Records for processing:
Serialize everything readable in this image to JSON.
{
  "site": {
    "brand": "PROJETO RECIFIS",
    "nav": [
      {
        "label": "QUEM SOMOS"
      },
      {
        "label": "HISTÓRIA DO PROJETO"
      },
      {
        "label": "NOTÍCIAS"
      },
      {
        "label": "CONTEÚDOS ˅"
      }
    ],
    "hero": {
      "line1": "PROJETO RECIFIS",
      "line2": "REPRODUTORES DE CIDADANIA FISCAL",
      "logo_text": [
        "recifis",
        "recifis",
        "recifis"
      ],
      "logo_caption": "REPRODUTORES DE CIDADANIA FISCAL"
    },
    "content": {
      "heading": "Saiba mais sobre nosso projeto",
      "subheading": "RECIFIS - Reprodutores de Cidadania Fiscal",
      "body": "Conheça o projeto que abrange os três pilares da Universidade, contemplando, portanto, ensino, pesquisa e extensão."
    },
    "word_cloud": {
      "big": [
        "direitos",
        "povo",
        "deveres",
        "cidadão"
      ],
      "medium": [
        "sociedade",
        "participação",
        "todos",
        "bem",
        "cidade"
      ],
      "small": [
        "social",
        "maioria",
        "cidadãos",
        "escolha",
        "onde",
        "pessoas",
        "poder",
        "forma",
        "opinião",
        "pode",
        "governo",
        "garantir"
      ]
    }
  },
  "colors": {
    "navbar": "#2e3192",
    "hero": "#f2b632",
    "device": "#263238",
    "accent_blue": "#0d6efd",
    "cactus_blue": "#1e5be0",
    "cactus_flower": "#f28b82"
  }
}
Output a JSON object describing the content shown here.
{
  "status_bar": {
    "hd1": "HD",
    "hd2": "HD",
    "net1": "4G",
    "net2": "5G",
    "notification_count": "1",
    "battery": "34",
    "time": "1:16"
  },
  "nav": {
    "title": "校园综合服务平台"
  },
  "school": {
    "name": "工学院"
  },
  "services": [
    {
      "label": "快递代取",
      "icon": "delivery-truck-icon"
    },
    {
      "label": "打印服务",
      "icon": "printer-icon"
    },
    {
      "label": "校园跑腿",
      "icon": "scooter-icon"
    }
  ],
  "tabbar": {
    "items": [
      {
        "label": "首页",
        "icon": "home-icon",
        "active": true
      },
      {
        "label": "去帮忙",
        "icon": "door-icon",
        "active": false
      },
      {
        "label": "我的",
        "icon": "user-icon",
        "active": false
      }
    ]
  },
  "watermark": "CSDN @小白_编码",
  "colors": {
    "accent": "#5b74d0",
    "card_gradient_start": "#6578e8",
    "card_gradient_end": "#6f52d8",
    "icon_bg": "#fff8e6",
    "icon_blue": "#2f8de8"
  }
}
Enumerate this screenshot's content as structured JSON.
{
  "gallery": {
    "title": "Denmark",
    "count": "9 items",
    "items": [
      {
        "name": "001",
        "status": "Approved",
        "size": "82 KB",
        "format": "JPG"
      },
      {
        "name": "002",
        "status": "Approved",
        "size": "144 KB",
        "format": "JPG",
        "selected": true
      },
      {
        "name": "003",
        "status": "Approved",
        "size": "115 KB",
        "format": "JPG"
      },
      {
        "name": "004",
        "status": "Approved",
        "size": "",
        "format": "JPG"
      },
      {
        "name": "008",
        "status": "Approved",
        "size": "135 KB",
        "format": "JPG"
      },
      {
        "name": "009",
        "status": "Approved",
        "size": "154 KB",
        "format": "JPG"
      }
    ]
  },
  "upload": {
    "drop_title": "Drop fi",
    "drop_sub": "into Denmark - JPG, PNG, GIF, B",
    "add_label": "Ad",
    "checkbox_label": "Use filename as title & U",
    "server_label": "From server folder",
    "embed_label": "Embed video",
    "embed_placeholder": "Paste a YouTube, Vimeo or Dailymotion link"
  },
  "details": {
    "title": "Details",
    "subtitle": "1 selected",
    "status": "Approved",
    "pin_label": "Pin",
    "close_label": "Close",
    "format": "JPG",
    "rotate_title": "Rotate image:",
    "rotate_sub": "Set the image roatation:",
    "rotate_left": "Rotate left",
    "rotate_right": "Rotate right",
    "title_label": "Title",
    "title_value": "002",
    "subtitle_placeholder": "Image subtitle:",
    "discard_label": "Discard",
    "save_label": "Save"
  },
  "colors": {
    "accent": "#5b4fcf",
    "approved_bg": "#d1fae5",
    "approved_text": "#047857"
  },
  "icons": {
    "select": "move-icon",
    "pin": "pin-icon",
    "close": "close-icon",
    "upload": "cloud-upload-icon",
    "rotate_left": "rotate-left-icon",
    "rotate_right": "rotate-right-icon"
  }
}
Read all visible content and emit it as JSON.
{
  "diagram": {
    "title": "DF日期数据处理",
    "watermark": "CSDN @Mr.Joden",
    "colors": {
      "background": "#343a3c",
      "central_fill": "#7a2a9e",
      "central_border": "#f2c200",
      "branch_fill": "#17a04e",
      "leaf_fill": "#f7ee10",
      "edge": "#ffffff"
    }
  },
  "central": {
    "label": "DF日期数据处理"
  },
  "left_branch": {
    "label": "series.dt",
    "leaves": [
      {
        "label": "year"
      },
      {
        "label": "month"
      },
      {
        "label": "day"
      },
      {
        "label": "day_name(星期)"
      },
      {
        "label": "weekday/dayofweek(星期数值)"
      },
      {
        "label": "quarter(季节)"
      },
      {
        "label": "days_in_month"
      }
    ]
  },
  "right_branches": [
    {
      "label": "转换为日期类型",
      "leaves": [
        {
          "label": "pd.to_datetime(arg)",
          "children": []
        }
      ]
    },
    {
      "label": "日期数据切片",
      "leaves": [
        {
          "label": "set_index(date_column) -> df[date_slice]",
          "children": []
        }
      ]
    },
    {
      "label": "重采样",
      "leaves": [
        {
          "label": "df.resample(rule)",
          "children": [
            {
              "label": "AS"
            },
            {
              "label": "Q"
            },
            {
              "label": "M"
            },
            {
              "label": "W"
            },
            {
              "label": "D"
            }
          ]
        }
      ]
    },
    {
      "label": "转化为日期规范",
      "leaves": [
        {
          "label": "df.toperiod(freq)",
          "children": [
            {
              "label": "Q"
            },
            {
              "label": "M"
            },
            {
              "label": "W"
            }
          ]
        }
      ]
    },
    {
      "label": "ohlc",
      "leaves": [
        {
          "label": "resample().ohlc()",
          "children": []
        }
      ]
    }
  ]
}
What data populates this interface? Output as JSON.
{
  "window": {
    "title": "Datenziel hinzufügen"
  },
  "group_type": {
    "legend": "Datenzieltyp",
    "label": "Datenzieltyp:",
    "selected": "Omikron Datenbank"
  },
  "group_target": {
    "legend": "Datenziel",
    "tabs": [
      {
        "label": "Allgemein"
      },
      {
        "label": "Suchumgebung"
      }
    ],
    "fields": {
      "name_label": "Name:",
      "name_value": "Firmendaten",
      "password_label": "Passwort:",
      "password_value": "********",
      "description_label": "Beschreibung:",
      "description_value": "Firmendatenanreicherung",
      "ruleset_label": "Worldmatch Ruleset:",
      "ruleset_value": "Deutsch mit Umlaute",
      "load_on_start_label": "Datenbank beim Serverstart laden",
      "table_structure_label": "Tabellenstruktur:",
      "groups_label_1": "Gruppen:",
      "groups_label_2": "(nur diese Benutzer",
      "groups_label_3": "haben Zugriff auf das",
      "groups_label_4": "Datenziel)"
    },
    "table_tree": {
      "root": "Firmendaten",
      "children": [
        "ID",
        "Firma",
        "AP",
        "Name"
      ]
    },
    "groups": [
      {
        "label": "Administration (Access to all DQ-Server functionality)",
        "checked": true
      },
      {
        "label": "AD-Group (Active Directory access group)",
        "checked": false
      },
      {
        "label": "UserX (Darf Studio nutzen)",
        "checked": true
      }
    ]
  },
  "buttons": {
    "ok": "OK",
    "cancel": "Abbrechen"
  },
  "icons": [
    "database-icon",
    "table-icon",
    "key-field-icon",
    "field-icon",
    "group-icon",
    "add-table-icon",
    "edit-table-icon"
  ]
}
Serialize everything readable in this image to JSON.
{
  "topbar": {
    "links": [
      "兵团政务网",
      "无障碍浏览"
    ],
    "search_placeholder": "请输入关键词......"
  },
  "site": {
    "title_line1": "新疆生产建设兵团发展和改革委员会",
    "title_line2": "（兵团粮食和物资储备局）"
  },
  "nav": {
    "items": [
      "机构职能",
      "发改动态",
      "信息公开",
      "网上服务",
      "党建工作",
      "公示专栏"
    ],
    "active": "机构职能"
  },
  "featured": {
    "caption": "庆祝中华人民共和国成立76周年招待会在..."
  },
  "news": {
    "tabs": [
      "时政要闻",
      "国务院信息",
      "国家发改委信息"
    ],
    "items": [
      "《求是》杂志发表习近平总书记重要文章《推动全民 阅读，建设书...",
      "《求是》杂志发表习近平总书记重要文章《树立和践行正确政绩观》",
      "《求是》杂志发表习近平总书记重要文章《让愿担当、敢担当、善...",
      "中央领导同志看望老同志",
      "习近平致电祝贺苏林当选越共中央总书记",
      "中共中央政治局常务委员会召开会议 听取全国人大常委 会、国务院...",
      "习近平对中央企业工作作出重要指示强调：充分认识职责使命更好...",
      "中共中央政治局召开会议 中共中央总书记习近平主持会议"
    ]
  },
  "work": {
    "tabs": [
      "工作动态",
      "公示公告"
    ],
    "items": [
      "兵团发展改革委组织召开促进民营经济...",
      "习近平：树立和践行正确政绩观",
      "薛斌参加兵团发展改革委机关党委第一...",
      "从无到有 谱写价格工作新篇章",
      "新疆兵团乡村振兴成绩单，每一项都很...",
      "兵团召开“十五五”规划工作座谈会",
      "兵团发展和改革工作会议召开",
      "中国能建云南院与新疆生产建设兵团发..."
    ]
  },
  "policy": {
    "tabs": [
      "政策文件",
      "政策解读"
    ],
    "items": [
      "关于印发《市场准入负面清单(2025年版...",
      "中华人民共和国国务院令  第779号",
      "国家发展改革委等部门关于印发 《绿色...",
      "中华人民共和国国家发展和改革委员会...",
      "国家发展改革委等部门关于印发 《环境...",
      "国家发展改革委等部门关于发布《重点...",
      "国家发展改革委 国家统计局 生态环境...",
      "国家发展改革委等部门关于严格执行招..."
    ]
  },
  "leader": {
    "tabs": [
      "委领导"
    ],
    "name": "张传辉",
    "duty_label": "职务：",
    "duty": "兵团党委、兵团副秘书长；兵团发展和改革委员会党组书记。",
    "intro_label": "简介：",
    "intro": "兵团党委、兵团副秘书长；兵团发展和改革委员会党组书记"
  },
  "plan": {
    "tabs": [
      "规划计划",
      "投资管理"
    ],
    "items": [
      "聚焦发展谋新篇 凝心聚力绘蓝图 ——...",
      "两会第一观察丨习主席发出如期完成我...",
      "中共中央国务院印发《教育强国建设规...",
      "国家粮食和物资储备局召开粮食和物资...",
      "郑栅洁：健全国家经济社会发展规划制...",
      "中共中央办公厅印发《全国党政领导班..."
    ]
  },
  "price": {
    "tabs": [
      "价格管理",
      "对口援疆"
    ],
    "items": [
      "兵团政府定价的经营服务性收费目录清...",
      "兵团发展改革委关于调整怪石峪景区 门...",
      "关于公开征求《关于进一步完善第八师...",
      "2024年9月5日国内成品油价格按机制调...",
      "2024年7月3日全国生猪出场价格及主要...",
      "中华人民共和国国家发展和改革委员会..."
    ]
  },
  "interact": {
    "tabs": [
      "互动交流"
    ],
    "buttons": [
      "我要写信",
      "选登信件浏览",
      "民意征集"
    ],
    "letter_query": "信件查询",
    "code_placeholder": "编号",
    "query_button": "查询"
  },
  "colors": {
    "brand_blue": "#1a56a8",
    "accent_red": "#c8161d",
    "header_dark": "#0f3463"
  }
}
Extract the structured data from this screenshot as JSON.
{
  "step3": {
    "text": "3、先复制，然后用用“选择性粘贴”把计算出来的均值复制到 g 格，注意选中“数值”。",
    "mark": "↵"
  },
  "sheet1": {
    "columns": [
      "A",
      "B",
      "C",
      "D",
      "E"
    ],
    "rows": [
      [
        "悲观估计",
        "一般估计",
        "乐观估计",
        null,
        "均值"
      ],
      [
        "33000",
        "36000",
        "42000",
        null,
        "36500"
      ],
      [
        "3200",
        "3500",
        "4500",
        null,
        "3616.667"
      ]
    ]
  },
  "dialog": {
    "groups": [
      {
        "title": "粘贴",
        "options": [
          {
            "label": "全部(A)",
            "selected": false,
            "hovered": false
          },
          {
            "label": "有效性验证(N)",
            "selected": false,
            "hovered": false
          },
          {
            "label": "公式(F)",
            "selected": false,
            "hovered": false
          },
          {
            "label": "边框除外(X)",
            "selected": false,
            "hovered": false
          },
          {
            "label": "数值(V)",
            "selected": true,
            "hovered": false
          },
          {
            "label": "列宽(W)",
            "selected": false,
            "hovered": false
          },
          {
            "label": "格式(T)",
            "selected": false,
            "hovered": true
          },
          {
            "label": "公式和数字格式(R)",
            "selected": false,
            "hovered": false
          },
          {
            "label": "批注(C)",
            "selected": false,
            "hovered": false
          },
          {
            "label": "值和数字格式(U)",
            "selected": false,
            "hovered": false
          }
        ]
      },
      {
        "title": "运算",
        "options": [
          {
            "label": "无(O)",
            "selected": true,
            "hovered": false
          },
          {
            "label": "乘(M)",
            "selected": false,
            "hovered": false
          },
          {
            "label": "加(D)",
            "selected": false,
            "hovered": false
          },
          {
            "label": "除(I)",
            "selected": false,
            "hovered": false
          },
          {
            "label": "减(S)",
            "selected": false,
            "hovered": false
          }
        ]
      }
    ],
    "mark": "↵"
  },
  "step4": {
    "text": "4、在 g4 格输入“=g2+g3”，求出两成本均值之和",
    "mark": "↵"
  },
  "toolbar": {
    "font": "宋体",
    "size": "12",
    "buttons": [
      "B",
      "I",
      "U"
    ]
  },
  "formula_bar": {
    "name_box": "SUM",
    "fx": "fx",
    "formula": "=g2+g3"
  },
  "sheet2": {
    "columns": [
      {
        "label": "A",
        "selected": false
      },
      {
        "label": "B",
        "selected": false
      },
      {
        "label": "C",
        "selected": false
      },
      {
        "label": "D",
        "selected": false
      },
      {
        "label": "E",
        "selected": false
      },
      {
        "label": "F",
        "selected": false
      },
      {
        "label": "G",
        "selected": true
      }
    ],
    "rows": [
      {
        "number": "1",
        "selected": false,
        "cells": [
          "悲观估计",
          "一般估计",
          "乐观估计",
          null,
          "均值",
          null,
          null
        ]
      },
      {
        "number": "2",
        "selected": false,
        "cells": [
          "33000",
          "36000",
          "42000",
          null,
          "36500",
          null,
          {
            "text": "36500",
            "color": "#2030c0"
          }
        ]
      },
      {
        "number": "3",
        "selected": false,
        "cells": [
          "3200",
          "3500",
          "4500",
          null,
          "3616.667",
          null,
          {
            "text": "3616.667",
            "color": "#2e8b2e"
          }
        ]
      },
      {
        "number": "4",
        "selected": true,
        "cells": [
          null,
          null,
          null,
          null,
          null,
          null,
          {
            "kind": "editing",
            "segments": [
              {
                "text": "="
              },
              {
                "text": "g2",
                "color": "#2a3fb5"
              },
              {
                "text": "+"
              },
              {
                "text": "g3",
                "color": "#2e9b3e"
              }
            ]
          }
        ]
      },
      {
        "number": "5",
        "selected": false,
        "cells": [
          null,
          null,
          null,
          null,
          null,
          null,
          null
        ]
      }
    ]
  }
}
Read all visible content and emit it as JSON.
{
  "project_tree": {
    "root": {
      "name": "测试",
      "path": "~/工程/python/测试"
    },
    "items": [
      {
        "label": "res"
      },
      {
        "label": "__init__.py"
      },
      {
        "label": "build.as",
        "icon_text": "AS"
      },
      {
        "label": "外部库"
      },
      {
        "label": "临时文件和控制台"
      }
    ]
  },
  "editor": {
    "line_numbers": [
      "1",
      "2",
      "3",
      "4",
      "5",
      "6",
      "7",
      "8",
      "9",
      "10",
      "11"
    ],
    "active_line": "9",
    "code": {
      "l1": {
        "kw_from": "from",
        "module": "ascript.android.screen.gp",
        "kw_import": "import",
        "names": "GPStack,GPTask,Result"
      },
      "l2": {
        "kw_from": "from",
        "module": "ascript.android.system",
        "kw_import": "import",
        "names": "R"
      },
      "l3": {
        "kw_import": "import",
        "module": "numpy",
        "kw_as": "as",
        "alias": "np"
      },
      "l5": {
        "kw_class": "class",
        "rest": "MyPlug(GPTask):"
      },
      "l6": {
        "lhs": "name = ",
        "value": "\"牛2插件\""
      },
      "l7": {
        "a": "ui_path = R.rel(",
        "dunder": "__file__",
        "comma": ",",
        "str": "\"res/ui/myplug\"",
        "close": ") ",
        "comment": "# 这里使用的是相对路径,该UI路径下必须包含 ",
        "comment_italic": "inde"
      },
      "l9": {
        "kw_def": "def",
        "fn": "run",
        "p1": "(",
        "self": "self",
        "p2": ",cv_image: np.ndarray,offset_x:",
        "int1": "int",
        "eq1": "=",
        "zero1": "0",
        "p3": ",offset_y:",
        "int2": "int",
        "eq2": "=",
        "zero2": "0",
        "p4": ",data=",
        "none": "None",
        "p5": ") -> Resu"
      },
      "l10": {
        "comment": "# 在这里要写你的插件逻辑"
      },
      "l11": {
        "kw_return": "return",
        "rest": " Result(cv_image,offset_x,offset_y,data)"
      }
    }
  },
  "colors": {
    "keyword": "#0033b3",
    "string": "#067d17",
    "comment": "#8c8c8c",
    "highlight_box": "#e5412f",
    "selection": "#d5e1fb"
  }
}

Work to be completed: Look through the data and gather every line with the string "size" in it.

Response to this task:
        "size": "82 KB",
        "size": "144 KB",
        "size": "115 KB",
        "size": "",
        "size": "135 KB",
        "size": "154 KB",
    "size": "12",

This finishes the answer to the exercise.